## Problem details
Restate every entry verbatim; drop the pictures.

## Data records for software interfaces
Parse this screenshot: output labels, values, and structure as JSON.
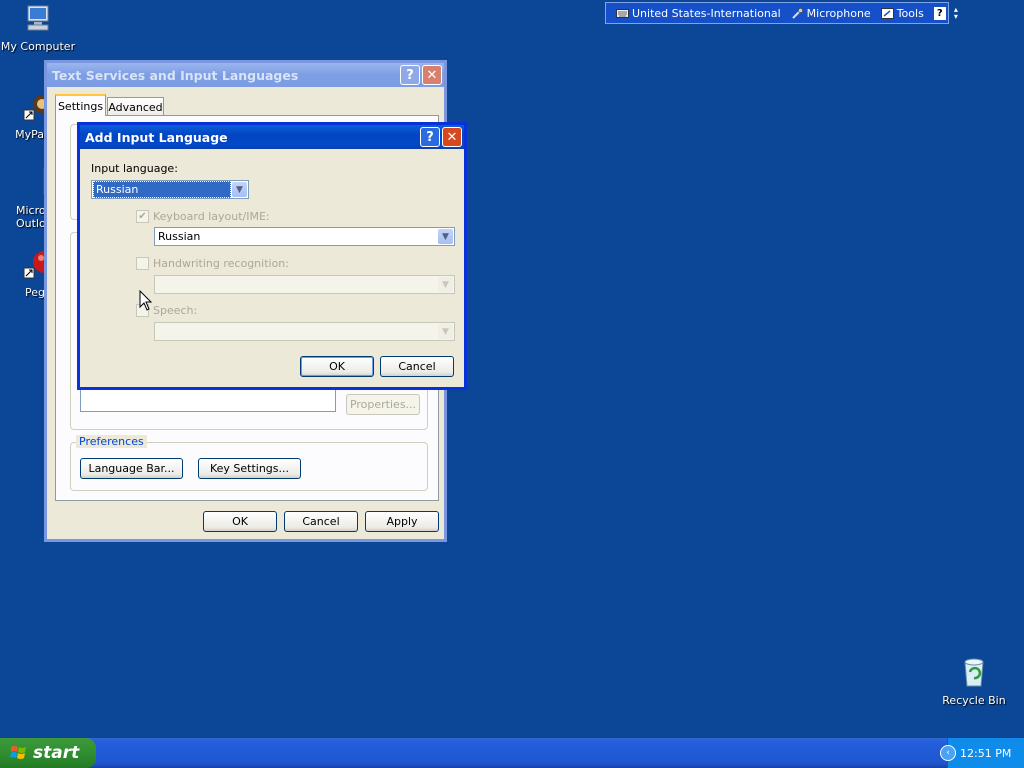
{
  "desktop": {
    "icons": [
      {
        "label": "My Computer"
      },
      {
        "label": "MyPa"
      },
      {
        "label": "Micros Outlo"
      },
      {
        "label": "Peg"
      },
      {
        "label": "Recycle Bin"
      }
    ]
  },
  "langbar": {
    "language": "United States-International",
    "microphone": "Microphone",
    "tools": "Tools"
  },
  "main_window": {
    "title": "Text Services and Input Languages",
    "tabs": [
      "Settings",
      "Advanced"
    ],
    "properties_button": "Properties...",
    "preferences_label": "Preferences",
    "language_bar_button": "Language Bar...",
    "key_settings_button": "Key Settings...",
    "ok": "OK",
    "cancel": "Cancel",
    "apply": "Apply"
  },
  "dialog": {
    "title": "Add Input Language",
    "input_language_label": "Input language:",
    "input_language_value": "Russian",
    "keyboard_label": "Keyboard layout/IME:",
    "keyboard_value": "Russian",
    "keyboard_checked": true,
    "handwriting_label": "Handwriting recognition:",
    "handwriting_checked": false,
    "speech_label": "Speech:",
    "speech_checked": false,
    "ok": "OK",
    "cancel": "Cancel"
  },
  "taskbar": {
    "start": "start",
    "clock": "12:51 PM"
  },
  "colors": {
    "desktop": "#0B4697",
    "title_active": "#0245C2",
    "selection": "#316AC5",
    "group_label": "#0046D5"
  }
}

## Worked solution
Parse this screenshot: output labels, values, and structure as JSON.
{
  "desktop": {
    "icons": [
      {
        "label": "My Computer"
      },
      {
        "label": "MyPa"
      },
      {
        "label": "Micros Outlo"
      },
      {
        "label": "Peg"
      },
      {
        "label": "Recycle Bin"
      }
    ]
  },
  "langbar": {
    "language": "United States-International",
    "microphone": "Microphone",
    "tools": "Tools"
  },
  "main_window": {
    "title": "Text Services and Input Languages",
    "tabs": [
      "Settings",
      "Advanced"
    ],
    "properties_button": "Properties...",
    "preferences_label": "Preferences",
    "language_bar_button": "Language Bar...",
    "key_settings_button": "Key Settings...",
    "ok": "OK",
    "cancel": "Cancel",
    "apply": "Apply"
  },
  "dialog": {
    "title": "Add Input Language",
    "input_language_label": "Input language:",
    "input_language_value": "Russian",
    "keyboard_label": "Keyboard layout/IME:",
    "keyboard_value": "Russian",
    "keyboard_checked": true,
    "handwriting_label": "Handwriting recognition:",
    "handwriting_checked": false,
    "speech_label": "Speech:",
    "speech_checked": false,
    "ok": "OK",
    "cancel": "Cancel"
  },
  "taskbar": {
    "start": "start",
    "clock": "12:51 PM"
  },
  "colors": {
    "desktop": "#0B4697",
    "title_active": "#0245C2",
    "selection": "#316AC5",
    "group_label": "#0046D5"
  }
}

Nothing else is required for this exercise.